The other silver lining from our enforced inactivity, was a new musical discovery, courtesy of the excellent ‘Something Remembered’ programme from BBC Radio 4, also early on Christmas morning. How did we get to our not so tender years, without previously hearing the beautiful opening piece from Handel’s cantata, “Ode to the Birthday of Queen Anne”- ‘Eternal Source of Light Divine’? Click below for this fabulous duet between contralto voice and solo trumpet, beautiful in its simplicity, and perfectly matching this Christmas season.

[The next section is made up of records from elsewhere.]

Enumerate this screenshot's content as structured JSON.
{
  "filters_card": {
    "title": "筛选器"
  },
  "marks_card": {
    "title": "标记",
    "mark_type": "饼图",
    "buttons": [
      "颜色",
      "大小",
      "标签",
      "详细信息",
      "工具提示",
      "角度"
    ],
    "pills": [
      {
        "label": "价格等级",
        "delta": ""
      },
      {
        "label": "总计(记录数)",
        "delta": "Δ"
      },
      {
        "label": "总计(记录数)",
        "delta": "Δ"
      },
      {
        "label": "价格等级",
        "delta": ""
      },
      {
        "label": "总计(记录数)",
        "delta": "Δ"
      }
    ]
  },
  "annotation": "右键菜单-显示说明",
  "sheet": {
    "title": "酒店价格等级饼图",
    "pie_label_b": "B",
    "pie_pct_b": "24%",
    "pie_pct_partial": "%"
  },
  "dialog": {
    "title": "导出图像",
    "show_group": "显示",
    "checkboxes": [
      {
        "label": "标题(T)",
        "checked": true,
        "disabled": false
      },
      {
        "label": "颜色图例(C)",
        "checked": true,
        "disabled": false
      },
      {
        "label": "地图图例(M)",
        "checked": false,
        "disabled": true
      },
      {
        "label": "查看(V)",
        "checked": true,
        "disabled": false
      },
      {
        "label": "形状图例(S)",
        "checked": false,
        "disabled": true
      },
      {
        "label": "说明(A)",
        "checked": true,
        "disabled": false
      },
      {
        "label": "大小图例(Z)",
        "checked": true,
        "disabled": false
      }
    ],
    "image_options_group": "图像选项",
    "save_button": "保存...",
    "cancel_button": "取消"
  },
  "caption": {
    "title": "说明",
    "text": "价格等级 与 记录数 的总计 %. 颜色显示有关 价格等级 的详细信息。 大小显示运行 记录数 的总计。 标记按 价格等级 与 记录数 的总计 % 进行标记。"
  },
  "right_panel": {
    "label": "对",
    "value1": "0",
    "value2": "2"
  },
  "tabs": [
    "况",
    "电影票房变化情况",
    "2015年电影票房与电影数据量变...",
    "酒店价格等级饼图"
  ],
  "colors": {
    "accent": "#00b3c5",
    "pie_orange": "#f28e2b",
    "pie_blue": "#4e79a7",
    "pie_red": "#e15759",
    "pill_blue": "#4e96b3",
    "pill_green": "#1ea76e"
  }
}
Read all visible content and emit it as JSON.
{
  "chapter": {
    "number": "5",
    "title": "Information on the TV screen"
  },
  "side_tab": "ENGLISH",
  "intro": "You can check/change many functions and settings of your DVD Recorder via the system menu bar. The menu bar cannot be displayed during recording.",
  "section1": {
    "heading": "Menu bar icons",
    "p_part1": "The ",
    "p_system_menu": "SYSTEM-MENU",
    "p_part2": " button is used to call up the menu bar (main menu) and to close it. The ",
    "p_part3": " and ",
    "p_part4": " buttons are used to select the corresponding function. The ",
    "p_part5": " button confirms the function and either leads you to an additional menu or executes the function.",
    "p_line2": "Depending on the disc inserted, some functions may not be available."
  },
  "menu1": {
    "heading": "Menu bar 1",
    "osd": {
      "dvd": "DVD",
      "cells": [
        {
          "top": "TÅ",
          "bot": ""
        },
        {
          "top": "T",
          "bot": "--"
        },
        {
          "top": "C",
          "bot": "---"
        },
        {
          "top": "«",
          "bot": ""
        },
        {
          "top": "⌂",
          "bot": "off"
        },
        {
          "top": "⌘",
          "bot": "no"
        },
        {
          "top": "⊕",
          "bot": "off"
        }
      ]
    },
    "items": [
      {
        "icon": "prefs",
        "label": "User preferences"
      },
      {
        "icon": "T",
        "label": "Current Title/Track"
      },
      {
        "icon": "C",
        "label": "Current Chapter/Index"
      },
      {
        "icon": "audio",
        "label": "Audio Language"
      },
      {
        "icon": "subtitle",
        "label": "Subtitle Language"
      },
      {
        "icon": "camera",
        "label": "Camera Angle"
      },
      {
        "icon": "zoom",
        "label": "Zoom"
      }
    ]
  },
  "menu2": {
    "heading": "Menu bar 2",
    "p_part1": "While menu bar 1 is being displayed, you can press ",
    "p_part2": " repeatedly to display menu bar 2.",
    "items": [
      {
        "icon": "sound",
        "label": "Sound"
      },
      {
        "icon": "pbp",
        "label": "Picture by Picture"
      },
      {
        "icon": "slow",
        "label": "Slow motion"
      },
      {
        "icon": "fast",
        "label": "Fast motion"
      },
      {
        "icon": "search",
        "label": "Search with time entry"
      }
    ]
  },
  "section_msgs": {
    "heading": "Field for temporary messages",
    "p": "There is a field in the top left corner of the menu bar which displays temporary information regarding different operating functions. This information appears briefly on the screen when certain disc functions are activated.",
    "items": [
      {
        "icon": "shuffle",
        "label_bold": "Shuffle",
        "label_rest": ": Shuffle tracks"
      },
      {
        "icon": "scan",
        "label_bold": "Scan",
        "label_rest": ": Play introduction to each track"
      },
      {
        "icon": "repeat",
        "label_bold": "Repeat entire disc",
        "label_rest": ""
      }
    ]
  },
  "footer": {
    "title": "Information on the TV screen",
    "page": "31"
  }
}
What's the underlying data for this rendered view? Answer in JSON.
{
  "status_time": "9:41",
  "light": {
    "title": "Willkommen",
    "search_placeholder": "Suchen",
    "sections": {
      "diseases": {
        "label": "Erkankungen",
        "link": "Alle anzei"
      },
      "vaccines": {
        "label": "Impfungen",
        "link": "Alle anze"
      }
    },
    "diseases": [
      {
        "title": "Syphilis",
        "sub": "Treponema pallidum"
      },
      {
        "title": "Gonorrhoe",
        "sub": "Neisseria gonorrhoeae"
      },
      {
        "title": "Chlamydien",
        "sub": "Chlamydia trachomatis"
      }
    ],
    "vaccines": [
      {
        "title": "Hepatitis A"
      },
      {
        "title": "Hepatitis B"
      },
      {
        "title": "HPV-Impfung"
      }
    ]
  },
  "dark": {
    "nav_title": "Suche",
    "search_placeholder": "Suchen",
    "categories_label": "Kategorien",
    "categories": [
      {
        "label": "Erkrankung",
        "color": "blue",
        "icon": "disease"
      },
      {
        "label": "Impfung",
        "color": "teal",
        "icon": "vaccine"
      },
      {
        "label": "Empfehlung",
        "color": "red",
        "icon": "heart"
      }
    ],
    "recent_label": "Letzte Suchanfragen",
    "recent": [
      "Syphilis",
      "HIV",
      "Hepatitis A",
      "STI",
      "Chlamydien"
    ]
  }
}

As I write this on December 28th, 21 of our different snowdrops are ‘out’. Quite what constitutes being ‘out’ is debatable, where snowdrops are concerned. Galanthus ‘Mrs. Macnamara’ below, is certainly there in early frost tolerant numbers.I choose the ‘open’ point as that at which the flower bud is clear of the spathe, and pointing downwards, as with G. ‘Long Drop’, below.It may take several more days and, in particular, warmer conditions for the flower to ‘open’ fully, but it’s the excitement of seeing these first snowdrops, at this time of the year, which is always special. G. ‘Florence Baker’, a slightly laxer, but again very early form, below.
This year, prompted by a very timely post by my American fellow galanthophile and blogger, Carolyn Walker, on the need to properly record, label and curate a collection of plants, I’m undertaking this serious and time-consuming task. The lovely yellow tinged G. ‘Sutton Courtenay’. Well worth reading Carolyn’s piece. Click here. Nothing will appear on line yet concerning our snowdrops – simply photographing nearly 250 forms is job enough in itself, given the vagaries of the weather. The very upright early form of G. ‘Reverend Hailstone’.But we’ve sourced labels we like, and I’m revamping my computer and physical record base. This may well mean other blog posts take a bit of a back seat until the middle of March, when the numbers flowering tails off. Maybe next autumn, I’ll have the time to upload it all. Simple name, simple flowers, G. ‘Bess’.
For anyone still to be convinced about the wisdom of acquiring named snowdrops, have a look in your gardens now, and see whether you have any bulbs in bloom yet. No? Well do think of getting one or two – if you choose a vigorous early form like ‘Mrs Macnamara’, a single bulb can miraculously become 60 plus in 6 or 7 years – a great return on what seems like quite a bit of money for that initial single bulb. G. ‘melvillei’ below.The sooner you start, the quicker they’ll multiply! A bit like the equally gorgeous Cyclamen coum, though these are seed propagated jewels, carpeting the slope beneath our big oak in a Christmas display.Which along with Hamamelis ‘Vesna’ and ‘Robert’, glow in any of the wonderful early morning sunlight we’ve enjoyed recently.